Thursday, March 29, 2018

Review of The Gloaming's "Live at the NCH"

I posted this review on the Sputnik Music website a few hours ago:


Review Summary: Delicate and beautiful traditional Irish folk music


The Gloaming are an Irish classical folk band. This album was taped from live performances at the National Concert Hall (NCH) in Dublin. It's the band's third album, following upon two studio albums: Their self-titled debut (2014), and a follow-up LP, simply titled 2 (2016). All six of the songs recorded here were previously recorded on one or the other of the band's two studio albums.

The music here is sparse and exquisite. There is almost no percussion, and half of the tracks are instrumentals. When there are vocals, they're mostly (but not all) sung in Gaelic. The songs are generally slow to mid-tempo, with the exception of the third track, "The Sailor's Bonnet", which starts out with some leisurely piano and fiddling, then gradually builds to a fevered pitch. and the fifth track, "The Rolling Wave", which is similarly structured. Some of the songs mix in vague elements of jazz -- for example, the last track, "Fainleog" (which translates to "Wanderer") is a little discordant in parts, although never so much that it becomes strident. For the most part, though, what you have here is traditional Celtic folk music, but with a twist -- the best way I can describe it is it sounds like genuine Irish folk, as opposed to the stuff they sometimes serve up to the tourists.

The band members are an interesting lot. Iarla O' Lionaird (who is male, by the way) has a voice that is high and sweet. He comes from West Cork, and outside of The Gloaming, he's a well-respected practitioner of "sean-nos" singing -- a rich, emotional style of a capella singing famous in his home region. There are two fiddlers, Caoimhin O Raghallaigh and Martin Hayes. The first plays a specialized instrument called a Hardanger d'Amore, which is a mix between a Norwegian Hardanger fiddle and a viola d'amore. He's also a bit of a minimalist. The second comes from County Clare, where he learned a more traditional style of fiddling that tends to be slow and wistful. They're joined by Thomas Bartlett, an American pianist who has worked with artists such as Sufjan Stevens, The National and Nico Muhly; and Dennis Cahill, an American guitarist who specializes in Irish traditional music. 
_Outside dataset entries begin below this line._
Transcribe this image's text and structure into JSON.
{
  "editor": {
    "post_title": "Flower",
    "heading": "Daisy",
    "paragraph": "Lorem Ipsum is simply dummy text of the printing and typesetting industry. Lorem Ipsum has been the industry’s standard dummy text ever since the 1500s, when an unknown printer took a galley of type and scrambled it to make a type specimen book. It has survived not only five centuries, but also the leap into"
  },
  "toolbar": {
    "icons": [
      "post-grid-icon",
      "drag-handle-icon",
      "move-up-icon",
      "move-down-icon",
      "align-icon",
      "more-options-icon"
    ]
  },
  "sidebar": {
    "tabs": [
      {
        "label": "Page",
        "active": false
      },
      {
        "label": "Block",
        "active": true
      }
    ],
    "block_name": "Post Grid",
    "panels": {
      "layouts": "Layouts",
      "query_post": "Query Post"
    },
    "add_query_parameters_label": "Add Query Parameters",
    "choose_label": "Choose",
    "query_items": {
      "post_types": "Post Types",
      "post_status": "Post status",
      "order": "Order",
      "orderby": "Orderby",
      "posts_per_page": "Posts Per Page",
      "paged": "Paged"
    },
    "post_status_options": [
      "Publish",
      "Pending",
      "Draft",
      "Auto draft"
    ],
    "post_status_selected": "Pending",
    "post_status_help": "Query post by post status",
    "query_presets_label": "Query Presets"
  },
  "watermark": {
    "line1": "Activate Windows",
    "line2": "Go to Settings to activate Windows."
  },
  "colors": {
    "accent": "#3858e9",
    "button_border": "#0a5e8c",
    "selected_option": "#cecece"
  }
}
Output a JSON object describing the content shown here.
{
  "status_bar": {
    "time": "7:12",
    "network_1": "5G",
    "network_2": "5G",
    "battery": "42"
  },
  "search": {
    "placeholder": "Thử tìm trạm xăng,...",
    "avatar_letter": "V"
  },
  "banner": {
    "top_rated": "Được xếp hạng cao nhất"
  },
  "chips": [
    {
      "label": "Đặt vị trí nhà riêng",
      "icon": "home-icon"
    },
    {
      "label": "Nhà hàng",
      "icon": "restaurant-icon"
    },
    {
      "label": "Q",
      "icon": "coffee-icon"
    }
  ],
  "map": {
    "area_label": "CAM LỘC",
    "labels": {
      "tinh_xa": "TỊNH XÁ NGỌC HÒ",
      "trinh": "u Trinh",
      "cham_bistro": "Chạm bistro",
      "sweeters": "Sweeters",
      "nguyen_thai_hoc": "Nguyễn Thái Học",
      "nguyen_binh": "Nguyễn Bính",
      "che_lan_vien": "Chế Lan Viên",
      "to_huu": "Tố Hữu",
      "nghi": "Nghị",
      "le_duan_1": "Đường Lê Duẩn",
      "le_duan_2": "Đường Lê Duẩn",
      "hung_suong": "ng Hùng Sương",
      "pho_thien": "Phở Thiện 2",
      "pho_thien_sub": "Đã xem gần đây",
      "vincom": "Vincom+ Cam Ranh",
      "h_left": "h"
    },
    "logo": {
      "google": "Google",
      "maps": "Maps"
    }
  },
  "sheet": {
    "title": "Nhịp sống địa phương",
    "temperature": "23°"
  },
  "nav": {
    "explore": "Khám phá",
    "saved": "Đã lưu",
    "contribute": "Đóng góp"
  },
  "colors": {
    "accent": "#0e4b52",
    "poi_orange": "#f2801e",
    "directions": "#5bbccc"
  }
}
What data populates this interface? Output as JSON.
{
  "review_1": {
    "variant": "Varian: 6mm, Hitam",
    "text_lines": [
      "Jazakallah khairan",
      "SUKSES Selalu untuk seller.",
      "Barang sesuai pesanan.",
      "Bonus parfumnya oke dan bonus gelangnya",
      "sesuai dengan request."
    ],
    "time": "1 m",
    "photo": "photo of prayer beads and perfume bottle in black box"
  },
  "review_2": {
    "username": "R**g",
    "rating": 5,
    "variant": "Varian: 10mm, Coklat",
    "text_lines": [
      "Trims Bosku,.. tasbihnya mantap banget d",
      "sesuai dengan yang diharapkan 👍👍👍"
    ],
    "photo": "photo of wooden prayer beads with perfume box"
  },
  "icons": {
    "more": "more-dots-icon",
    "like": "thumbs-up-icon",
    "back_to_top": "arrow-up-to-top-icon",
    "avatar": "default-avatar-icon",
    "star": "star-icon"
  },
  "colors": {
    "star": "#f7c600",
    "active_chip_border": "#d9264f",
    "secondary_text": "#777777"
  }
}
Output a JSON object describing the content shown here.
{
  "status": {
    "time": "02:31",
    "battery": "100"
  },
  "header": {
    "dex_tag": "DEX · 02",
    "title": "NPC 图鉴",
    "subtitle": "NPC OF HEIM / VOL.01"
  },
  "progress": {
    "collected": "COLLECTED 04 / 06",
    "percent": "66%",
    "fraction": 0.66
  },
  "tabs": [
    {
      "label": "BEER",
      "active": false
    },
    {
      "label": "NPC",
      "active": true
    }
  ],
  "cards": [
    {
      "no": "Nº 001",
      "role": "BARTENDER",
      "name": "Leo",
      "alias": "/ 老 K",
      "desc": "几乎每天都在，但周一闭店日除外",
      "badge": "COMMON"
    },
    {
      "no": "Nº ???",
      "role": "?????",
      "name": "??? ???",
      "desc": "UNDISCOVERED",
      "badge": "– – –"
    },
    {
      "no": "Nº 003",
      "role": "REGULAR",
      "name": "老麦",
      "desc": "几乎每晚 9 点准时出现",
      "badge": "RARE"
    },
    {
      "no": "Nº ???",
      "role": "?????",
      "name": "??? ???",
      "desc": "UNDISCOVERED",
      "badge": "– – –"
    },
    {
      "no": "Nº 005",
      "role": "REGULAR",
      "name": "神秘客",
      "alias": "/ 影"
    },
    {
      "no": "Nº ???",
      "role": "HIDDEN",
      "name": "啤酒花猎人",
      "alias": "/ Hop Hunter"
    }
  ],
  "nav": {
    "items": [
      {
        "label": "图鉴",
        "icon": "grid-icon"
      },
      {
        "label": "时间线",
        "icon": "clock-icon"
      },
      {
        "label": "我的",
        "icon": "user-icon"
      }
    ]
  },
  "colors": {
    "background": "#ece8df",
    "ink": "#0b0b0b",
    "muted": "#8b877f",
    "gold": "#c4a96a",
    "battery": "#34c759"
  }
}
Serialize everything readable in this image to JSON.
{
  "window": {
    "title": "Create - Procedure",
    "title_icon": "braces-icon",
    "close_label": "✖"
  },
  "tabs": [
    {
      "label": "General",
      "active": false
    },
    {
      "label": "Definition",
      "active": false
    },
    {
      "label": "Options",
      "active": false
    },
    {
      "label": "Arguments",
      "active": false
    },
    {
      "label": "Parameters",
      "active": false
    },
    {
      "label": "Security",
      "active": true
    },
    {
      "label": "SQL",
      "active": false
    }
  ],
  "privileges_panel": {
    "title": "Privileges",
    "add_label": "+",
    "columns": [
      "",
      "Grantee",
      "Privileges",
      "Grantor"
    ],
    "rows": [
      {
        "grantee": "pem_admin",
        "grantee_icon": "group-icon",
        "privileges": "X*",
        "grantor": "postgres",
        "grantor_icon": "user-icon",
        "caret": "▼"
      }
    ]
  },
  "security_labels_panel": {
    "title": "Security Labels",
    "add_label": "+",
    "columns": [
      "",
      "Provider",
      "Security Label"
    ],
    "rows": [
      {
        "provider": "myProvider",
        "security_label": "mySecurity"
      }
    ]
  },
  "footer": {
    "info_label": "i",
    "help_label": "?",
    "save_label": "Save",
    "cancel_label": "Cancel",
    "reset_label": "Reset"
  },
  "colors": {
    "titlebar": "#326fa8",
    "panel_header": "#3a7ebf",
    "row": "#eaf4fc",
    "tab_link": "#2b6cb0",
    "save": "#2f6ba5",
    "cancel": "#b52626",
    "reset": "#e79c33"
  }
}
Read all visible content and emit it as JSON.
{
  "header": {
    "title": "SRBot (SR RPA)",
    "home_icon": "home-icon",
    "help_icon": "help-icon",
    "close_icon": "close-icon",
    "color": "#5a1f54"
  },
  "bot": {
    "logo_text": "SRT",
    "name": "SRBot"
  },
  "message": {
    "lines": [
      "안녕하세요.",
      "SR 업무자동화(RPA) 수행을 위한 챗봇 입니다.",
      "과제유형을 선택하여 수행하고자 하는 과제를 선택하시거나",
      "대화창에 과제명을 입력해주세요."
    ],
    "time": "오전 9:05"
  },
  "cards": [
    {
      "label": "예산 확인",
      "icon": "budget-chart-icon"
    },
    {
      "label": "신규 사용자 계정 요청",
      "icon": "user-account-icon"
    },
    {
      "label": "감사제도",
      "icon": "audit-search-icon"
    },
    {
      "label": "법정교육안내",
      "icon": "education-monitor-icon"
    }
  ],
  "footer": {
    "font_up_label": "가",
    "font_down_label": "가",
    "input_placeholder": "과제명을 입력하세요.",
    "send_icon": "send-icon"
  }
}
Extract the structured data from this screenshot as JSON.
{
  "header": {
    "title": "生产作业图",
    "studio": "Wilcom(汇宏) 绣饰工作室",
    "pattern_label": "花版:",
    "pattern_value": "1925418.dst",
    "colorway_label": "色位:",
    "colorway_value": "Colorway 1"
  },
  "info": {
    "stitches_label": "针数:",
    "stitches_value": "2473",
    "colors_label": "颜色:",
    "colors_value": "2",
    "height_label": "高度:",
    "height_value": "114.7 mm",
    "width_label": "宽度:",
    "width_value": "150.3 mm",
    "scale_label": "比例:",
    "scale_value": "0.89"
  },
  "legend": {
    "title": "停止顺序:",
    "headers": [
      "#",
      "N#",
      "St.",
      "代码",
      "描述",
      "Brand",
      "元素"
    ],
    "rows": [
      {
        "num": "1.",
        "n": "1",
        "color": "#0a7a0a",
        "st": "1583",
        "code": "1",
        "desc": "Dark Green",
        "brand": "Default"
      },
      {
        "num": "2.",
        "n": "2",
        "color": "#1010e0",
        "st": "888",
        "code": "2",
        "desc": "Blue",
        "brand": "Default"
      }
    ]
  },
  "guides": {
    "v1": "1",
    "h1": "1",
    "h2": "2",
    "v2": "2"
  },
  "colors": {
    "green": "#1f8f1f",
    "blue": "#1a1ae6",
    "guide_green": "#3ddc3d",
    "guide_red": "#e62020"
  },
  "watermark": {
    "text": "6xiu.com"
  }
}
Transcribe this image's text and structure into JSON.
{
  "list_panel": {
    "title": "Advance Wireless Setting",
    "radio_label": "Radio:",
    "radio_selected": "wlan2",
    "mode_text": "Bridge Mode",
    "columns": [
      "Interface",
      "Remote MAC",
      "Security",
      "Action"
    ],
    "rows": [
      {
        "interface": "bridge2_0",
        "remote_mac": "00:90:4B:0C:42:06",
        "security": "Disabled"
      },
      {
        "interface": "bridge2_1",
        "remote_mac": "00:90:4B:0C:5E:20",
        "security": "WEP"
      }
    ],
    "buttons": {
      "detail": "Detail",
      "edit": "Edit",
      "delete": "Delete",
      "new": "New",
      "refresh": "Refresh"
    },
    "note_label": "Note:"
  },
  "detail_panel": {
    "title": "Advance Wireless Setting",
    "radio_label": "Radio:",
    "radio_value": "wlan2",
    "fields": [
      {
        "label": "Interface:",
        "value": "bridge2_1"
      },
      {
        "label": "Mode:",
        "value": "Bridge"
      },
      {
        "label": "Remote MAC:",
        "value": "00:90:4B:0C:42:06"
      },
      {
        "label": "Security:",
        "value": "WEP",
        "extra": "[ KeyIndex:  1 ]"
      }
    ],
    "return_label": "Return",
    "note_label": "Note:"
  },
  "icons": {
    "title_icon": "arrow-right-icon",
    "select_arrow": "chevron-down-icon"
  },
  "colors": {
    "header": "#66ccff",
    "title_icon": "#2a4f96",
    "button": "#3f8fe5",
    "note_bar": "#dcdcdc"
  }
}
Since their first sold out show at the NCH in 2011, The Gloaming have been granted an annual residency in this storied classical music hall. This album makes it clear why that is. With music that is both delicate and beautiful, I recommend Live at the NCH highly. It's a must-have for all fans of classical Irish folk music.


Rating: 3.5 of 5 stars